“We can always keep the historical context without removing too much”
Historical accuracy must also be balanced with the demands of potential customers. There would be no point in creating something “out there” because it would not be used by customers. In Bayard’s case, the sign of protest was two-sided. While one side had a condensed capital “s”, the other side was unlike anything Seals had ever seen before.
“It was unusable,” he adds. In the end, he made the first part “s” of the font, and the less traditional version as a stylistic alternative. “You can still keep the historical context without taking too much away from it. “
There are challenges to overcome, mainly in trying to find the photographs in the archives. For Carrie, inspired by women’s suffrage and peace activist Carrie Chapman Catt, he worked from one photograph until he finally found two more. It was only then that he realized that the signs were double-sided. In the future, he would like to work with a historian to help him with this part of the process, Seals says. Currently, he runs the foundry alone.
He is currently working on a font inspired by a 1930s typeface called Jim Crow.

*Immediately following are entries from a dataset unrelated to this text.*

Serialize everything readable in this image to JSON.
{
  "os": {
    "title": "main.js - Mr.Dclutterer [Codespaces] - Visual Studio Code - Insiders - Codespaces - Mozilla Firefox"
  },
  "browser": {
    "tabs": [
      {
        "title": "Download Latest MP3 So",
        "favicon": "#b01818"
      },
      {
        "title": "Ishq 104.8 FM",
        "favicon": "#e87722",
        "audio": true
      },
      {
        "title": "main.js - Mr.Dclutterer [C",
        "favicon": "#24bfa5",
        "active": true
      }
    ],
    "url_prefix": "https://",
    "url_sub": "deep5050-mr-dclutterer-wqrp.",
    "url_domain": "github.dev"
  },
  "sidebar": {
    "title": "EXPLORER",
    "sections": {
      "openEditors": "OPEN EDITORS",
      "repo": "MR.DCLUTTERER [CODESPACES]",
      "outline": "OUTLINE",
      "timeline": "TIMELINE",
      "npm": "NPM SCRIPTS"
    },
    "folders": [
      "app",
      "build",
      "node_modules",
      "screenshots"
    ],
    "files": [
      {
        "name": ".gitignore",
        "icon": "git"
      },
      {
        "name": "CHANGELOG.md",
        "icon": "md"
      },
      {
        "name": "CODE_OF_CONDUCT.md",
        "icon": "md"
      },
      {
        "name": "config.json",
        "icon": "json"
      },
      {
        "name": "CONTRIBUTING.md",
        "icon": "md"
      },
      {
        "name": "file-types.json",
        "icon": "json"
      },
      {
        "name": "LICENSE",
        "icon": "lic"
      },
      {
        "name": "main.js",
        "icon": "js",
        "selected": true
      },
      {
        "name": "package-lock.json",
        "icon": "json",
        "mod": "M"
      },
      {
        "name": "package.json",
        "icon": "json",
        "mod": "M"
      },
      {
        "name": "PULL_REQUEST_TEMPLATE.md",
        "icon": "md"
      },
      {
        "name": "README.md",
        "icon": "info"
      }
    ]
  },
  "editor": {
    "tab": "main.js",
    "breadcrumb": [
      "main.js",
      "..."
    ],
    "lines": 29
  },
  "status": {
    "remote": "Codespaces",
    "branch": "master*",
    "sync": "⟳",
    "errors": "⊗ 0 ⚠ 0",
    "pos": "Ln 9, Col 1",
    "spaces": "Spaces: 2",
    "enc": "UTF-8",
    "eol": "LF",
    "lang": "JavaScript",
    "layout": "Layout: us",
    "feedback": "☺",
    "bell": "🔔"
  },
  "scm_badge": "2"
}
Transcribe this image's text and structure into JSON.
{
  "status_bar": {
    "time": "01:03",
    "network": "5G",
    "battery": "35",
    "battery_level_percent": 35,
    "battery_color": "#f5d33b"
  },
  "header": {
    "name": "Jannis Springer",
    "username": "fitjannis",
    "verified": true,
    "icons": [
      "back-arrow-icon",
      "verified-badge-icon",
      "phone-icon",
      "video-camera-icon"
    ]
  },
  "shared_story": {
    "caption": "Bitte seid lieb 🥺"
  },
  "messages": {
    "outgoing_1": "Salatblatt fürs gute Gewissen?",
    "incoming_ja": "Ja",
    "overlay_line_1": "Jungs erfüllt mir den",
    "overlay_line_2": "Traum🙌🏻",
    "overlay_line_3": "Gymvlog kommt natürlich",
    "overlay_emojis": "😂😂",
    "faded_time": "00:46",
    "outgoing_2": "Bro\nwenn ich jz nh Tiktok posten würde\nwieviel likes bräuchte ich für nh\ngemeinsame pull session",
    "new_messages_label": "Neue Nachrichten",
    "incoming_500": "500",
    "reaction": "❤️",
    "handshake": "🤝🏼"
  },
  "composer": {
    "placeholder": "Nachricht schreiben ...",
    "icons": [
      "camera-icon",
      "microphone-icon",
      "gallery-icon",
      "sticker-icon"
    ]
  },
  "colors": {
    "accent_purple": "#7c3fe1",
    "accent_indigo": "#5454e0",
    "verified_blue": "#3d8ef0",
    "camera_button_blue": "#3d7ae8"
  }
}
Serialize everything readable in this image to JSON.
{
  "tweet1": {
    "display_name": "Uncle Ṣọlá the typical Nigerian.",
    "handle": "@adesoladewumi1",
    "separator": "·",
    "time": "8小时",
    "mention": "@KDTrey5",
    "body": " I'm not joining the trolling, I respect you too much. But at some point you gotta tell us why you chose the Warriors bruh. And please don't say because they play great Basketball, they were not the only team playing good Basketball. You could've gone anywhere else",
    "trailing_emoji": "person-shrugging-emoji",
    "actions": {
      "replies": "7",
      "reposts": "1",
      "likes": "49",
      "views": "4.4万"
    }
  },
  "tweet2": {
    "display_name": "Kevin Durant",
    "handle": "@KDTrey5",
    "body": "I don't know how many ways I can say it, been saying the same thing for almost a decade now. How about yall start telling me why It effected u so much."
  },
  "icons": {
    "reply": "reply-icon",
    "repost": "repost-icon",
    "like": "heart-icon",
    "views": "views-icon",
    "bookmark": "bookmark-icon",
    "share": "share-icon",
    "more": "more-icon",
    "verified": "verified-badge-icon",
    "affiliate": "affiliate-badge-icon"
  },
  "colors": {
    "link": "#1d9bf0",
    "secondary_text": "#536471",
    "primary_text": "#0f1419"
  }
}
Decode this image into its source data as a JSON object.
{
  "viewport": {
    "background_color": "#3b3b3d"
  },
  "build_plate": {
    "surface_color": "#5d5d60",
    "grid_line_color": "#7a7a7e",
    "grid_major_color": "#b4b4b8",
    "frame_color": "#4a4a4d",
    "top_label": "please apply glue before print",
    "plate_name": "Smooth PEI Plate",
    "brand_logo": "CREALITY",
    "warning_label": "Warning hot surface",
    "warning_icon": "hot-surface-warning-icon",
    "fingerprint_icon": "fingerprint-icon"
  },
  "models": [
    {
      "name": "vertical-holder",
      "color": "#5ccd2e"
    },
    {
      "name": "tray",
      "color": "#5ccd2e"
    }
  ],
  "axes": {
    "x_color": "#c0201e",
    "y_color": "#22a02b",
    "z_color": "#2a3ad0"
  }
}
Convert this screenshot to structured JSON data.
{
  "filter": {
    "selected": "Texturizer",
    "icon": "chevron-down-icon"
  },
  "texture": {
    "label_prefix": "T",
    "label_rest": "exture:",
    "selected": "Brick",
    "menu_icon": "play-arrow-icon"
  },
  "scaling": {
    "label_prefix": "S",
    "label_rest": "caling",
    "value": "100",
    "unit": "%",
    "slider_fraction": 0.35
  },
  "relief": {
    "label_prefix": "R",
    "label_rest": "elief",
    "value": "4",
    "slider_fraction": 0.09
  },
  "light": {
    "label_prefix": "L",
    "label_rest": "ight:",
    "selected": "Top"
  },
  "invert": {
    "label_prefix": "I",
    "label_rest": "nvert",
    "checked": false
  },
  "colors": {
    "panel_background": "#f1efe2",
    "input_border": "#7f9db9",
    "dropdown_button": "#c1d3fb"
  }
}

Although the typeface talks about America’s racist segregation laws, it also has a “crazy story” that has captured his imagination, Seals says. It was made in 1850, stolen from the French, made in Boston, and has since been modified and named after the Jim Crow caricature.
Following suggestions from followers, he is also working on a typeface based on the 1989 student protest panels in Tiananmen Square in China and one inspired by the internment of the Japanese in the United States after WWII.
Vocal Type turns five this year, and with Seals planning an anniversary exhibit, the pandemic has put an end to that. And although there have been breakthroughs during this period, it is not sure how the industry is developing when it comes to diversity.
He noticed a decrease in typographic stereotypes – such as the use of calligraphic brush scripts by East Asian brands – and says there have been more typeface scholarships for people of color. . But design education, which Seals says should start at his school, needs to do more to raise awareness.
“When you think of the demonstration, it’s the people in the streets carrying signs”
In the future, Seals hopes to explore different types of protests. “When you think of a protest, it’s people in the streets carrying signs,” he says. But there are other types of activism depending on the creator. For example, its Marsha typeface was inspired by the neon sign hanging outside the Stonewall Inn in New York City, the site of the 1969 LGBT riots.
He also almost finished work on a font inspired by education activist WEB Du Bois whose infographics sought to change people’s minds about alleged scientific justifications for racism. “He was an activist even though he was not in the street,” he says.
Regarding contemporary inspiration, Seals says there would be “sensibilities” in naming a typeface after an activist today. “I would love to make a font out of Greta Thunberg’s handwriting, but I would really love to collaborate on it,” he says. “Right now I’m finding what I can do that still conveys the idea of unity and that isn’t a font someone has already created. “
Tré Seals is in talks with Naresh Ramchandani for the first episode of D&AD’s Dinner With series, where a designer will discuss his career so far. It will launch on January 28 at 6 p.m. and can be streamed for free. here.